▶ [Material for the task]:

━━━━━━

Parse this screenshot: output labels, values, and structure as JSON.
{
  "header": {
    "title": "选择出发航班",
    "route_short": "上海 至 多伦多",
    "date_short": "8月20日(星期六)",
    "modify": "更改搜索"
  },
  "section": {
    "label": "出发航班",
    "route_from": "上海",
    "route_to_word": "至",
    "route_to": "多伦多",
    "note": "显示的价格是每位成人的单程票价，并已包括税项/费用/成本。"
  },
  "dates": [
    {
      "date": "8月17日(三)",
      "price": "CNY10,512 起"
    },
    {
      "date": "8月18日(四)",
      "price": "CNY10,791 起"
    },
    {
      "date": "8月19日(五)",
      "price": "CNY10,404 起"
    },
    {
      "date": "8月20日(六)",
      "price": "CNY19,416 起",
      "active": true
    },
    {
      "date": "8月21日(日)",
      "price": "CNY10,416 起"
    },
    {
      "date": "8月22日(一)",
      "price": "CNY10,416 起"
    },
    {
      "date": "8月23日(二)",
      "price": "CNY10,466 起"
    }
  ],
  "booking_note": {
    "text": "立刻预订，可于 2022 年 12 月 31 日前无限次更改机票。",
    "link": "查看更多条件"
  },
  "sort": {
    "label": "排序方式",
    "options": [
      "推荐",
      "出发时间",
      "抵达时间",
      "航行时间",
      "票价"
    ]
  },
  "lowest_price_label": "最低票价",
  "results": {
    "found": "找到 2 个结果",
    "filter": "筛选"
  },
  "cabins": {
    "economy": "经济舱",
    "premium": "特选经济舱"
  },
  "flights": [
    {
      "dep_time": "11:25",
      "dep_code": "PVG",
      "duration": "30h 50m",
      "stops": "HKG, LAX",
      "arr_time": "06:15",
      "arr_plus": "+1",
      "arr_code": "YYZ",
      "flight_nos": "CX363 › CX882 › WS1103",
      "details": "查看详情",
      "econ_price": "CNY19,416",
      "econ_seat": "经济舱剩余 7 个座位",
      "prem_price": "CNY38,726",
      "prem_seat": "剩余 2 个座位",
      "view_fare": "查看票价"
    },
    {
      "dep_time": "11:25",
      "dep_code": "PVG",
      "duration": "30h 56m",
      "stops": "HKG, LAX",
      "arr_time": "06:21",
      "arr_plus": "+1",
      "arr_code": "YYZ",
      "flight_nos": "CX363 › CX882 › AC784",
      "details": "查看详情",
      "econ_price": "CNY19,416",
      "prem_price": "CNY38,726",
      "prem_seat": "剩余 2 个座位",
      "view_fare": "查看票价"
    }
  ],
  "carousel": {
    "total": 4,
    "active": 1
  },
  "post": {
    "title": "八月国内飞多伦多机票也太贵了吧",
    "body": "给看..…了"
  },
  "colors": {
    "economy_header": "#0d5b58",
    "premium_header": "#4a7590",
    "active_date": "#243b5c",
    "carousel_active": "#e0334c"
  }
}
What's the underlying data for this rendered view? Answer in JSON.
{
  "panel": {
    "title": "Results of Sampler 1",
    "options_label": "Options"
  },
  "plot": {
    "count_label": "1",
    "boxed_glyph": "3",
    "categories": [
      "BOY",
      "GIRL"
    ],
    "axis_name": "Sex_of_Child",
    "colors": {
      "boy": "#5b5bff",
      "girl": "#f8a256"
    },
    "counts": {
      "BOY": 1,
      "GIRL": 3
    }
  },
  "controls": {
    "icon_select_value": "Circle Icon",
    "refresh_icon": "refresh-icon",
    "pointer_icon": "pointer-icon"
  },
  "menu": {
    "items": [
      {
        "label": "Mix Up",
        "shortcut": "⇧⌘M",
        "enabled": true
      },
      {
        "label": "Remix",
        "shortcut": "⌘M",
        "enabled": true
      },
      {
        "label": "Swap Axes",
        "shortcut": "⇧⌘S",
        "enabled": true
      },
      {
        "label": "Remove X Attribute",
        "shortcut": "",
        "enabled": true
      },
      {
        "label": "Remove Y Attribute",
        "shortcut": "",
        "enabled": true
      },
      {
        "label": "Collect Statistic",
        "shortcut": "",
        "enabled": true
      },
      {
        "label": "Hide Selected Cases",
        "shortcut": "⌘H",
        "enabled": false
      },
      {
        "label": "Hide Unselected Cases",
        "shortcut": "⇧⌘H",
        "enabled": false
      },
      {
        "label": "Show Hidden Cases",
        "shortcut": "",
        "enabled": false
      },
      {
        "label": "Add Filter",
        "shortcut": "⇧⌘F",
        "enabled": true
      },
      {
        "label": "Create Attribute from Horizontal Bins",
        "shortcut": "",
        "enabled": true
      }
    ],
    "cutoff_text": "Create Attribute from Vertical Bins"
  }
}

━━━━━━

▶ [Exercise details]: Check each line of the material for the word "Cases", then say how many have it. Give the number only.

▶ [Written solution]: 3